[[ DATA SECTION, beginning ]]
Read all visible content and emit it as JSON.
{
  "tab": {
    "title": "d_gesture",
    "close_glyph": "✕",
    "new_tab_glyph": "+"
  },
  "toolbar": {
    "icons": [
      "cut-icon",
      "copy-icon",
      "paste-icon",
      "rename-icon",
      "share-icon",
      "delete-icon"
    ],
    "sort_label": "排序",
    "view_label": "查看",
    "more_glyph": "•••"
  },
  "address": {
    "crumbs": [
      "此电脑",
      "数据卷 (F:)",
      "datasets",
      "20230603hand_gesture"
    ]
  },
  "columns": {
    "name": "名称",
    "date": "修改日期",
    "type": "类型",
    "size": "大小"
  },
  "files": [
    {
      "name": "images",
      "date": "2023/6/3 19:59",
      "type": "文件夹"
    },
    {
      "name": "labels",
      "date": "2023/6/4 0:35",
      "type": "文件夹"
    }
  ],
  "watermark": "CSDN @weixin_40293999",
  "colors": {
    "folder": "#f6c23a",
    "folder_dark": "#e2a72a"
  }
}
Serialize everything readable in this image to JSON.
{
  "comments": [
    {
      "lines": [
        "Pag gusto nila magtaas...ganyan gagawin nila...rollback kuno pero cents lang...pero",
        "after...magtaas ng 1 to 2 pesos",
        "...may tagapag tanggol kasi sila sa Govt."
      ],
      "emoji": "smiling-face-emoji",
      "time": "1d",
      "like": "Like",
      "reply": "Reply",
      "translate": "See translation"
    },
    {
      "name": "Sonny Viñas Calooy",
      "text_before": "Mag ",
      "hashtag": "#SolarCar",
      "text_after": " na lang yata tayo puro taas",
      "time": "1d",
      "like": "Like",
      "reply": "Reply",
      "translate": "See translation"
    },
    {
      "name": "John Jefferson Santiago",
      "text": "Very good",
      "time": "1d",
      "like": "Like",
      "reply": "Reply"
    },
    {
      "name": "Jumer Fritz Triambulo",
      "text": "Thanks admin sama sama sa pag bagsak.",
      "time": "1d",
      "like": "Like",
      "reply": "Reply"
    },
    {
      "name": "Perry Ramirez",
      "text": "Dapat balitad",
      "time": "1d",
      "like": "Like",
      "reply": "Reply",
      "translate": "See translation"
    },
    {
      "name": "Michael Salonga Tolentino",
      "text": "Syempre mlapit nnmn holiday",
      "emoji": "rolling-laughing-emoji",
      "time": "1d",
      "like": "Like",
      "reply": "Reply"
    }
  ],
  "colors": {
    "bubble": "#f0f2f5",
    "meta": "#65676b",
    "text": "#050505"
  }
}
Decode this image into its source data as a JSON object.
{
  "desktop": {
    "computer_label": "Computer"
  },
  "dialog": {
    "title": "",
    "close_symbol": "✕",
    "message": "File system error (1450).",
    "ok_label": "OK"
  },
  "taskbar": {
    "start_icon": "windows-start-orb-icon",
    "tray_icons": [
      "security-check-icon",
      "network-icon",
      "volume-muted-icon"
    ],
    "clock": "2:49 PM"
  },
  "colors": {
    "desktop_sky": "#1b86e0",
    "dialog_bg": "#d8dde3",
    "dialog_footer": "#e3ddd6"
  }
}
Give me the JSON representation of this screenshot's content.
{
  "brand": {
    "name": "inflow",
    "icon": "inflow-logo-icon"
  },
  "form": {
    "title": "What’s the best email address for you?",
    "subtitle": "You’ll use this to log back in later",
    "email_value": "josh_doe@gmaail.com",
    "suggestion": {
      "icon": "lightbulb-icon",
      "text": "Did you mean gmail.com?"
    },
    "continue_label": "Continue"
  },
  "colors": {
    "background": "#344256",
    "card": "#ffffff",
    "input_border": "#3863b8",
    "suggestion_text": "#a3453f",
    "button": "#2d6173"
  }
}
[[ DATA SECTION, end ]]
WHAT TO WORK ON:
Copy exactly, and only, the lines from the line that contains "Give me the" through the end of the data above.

TASK ANSWER:
Give me the JSON representation of this screenshot's content.
{
  "brand": {
    "name": "inflow",
    "icon": "inflow-logo-icon"
  },
  "form": {
    "title": "What’s the best email address for you?",
    "subtitle": "You’ll use this to log back in later",
    "email_value": "josh_doe@gmaail.com",
    "suggestion": {
      "icon": "lightbulb-icon",
      "text": "Did you mean gmail.com?"
    },
    "continue_label": "Continue"
  },
  "colors": {
    "background": "#344256",
    "card": "#ffffff",
    "input_border": "#3863b8",
    "suggestion_text": "#a3453f",
    "button": "#2d6173"
  }
}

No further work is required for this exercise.